Ottawa, ON—It has been two years since the construction industry has seen any movement forward regarding prompt payment. After passing as part of the Budget Implementation Act 2019, the legislation remains in limbo with no legal coming-into-force date reported, according to the Canadian Construction Association (CCA). Federal prompt payment legislation became law after receiving royal assent on June 21, 2019.
“The issue of delays in payment along the supply chain from prime contractors to sub-contractors and sub-sub-contractors is a long-standing problem within the Canadian construction industry,” reports Public Services and Procurement Canada (PSPC). “Industry stakeholders have called on the federal government to address the issue on federal construction projects.”
PSPC informed the CCA that one reason the legislation has paused is due to a need to clarify and finalize regulations internally. A “Request for Information,” or RFI, was issued by the department, requesting the industry for feedback on the best approach to establish an adjudicatory authority. An adjudicator authority oversees any construction disputes.
The goal of issuing an RFI will be to receive feedback that could help develop a “Request for Proposal,” or (RFP), that would enable firms or associations to bid to provide the services of an adjudicator authority to support the adjudication process, reports the CCA in a press release.
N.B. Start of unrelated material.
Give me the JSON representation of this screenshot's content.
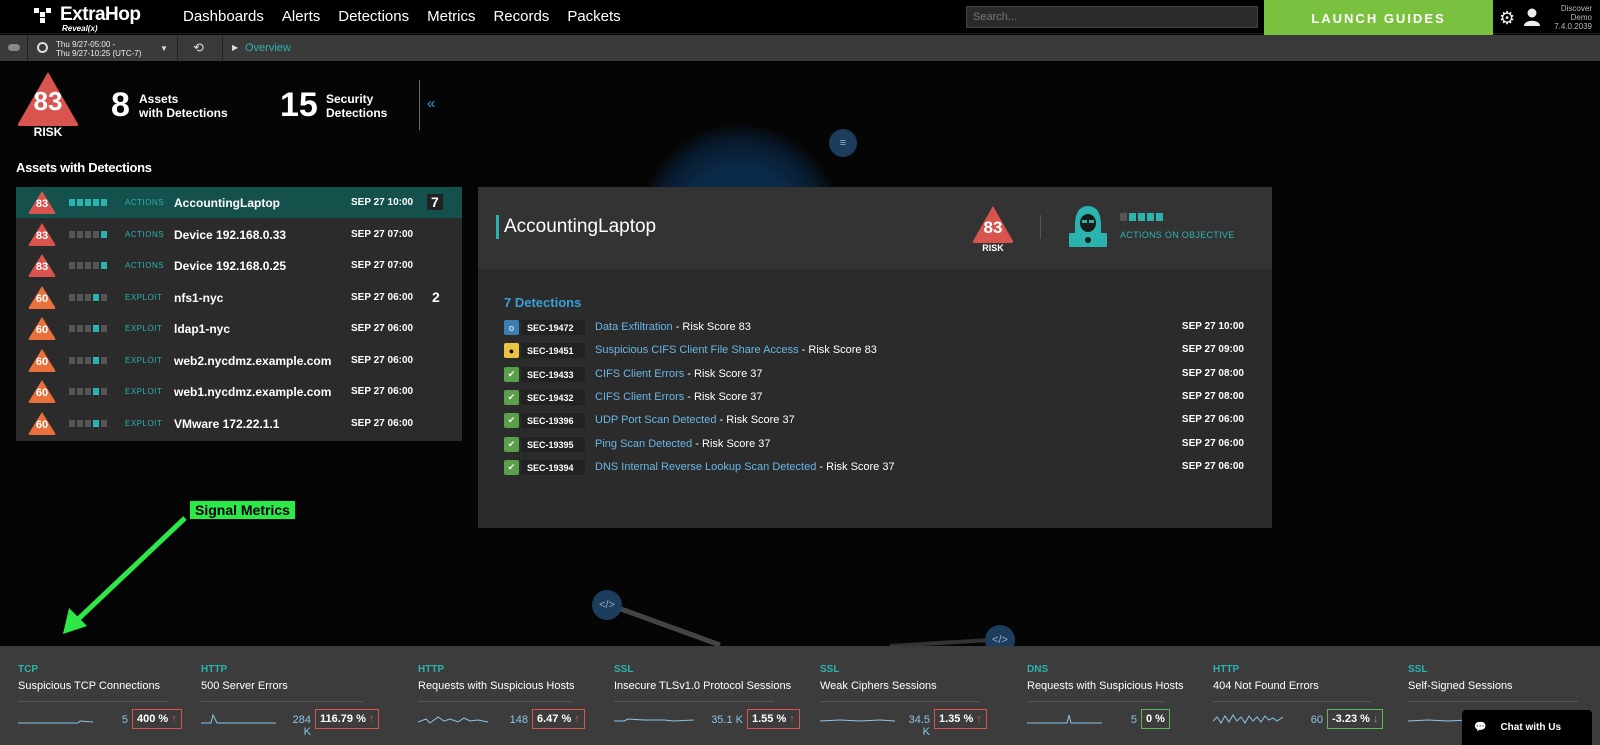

“This inconsistency drives the cost of federal construction up and ultimately does not support growth, innovation, and employment. Delayed payment throughout the payment chain may erode government buying power, increase financial risks and escalate costs for construction enterprises,” according to PSPC.
The RFI’s objective is to solicit feedback that could help Canada develop a comprehensive and competitive Request for Proposal (RFP) that would enable firms or associations to bid to provide the services of an Adjudicator Authority to support the adjudication process.
The proposed approach to the adjudication authority would mean that the entity would provide the following services:
- Developing and providing training for adjudicators
- Certifying, renewing certifications, withdrawal of certifications for adjudicators, and ensuring that adjudicators meet all prescribed criteria
- Maintaining a publicly available registry of qualified adjudicators
- Establishing and maintaining a fee schedule
- Establishing a standard contract template for adjudication services
- Appointing an adjudicator when the disputing parties are unable to choose their adjudicator within the required timeframe required
- Establishing a code of conduct to regulate the conduct of adjudicators
- Establishing a complaints procedure and addressing complaints against an adjudicator
- Appointing adjudicator replacements, when necessary
- Tracking information about adjudications
Adjudicator services will be offered in both English and French. To provide feedback, visit https://buyandsell.gc.ca/procurement-data/tender-notice/PW-GB-009-79704. Comments will be accepted until April 6 at 2 p.m. The CCA encourages all interested members and parties to follow up if interested.